EXERCISE MATERIAL:
• • • • • • •

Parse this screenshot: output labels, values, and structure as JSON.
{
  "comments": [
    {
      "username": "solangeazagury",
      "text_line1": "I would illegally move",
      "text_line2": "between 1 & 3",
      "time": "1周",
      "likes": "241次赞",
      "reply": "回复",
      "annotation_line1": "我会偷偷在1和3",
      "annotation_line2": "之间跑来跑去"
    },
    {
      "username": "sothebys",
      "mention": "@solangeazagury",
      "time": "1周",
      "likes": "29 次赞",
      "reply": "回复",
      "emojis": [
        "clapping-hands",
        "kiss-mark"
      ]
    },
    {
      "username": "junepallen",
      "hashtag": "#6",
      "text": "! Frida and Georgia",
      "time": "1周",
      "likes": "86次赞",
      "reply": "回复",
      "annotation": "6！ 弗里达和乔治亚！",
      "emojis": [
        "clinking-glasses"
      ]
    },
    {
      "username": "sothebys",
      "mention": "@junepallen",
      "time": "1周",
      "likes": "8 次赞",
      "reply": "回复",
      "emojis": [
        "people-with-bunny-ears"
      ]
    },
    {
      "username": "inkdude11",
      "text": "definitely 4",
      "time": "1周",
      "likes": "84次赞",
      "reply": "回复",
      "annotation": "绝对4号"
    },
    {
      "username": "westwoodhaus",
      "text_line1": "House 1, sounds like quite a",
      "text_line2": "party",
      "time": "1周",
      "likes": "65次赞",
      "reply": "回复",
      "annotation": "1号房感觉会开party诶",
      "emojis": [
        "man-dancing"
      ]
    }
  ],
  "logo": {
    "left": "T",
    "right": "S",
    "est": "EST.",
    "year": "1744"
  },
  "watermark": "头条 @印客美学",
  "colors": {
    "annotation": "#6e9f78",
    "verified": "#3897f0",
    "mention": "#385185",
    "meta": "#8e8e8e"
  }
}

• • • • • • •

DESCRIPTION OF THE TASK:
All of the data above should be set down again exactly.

SOLVED PROBLEM:
Parse this screenshot: output labels, values, and structure as JSON.
{
  "comments": [
    {
      "username": "solangeazagury",
      "text_line1": "I would illegally move",
      "text_line2": "between 1 & 3",
      "time": "1周",
      "likes": "241次赞",
      "reply": "回复",
      "annotation_line1": "我会偷偷在1和3",
      "annotation_line2": "之间跑来跑去"
    },
    {
      "username": "sothebys",
      "mention": "@solangeazagury",
      "time": "1周",
      "likes": "29 次赞",
      "reply": "回复",
      "emojis": [
        "clapping-hands",
        "kiss-mark"
      ]
    },
    {
      "username": "junepallen",
      "hashtag": "#6",
      "text": "! Frida and Georgia",
      "time": "1周",
      "likes": "86次赞",
      "reply": "回复",
      "annotation": "6！ 弗里达和乔治亚！",
      "emojis": [
        "clinking-glasses"
      ]
    },
    {
      "username": "sothebys",
      "mention": "@junepallen",
      "time": "1周",
      "likes": "8 次赞",
      "reply": "回复",
      "emojis": [
        "people-with-bunny-ears"
      ]
    },
    {
      "username": "inkdude11",
      "text": "definitely 4",
      "time": "1周",
      "likes": "84次赞",
      "reply": "回复",
      "annotation": "绝对4号"
    },
    {
      "username": "westwoodhaus",
      "text_line1": "House 1, sounds like quite a",
      "text_line2": "party",
      "time": "1周",
      "likes": "65次赞",
      "reply": "回复",
      "annotation": "1号房感觉会开party诶",
      "emojis": [
        "man-dancing"
      ]
    }
  ],
  "logo": {
    "left": "T",
    "right": "S",
    "est": "EST.",
    "year": "1744"
  },
  "watermark": "头条 @印客美学",
  "colors": {
    "annotation": "#6e9f78",
    "verified": "#3897f0",
    "mention": "#385185",
    "meta": "#8e8e8e"
  }
}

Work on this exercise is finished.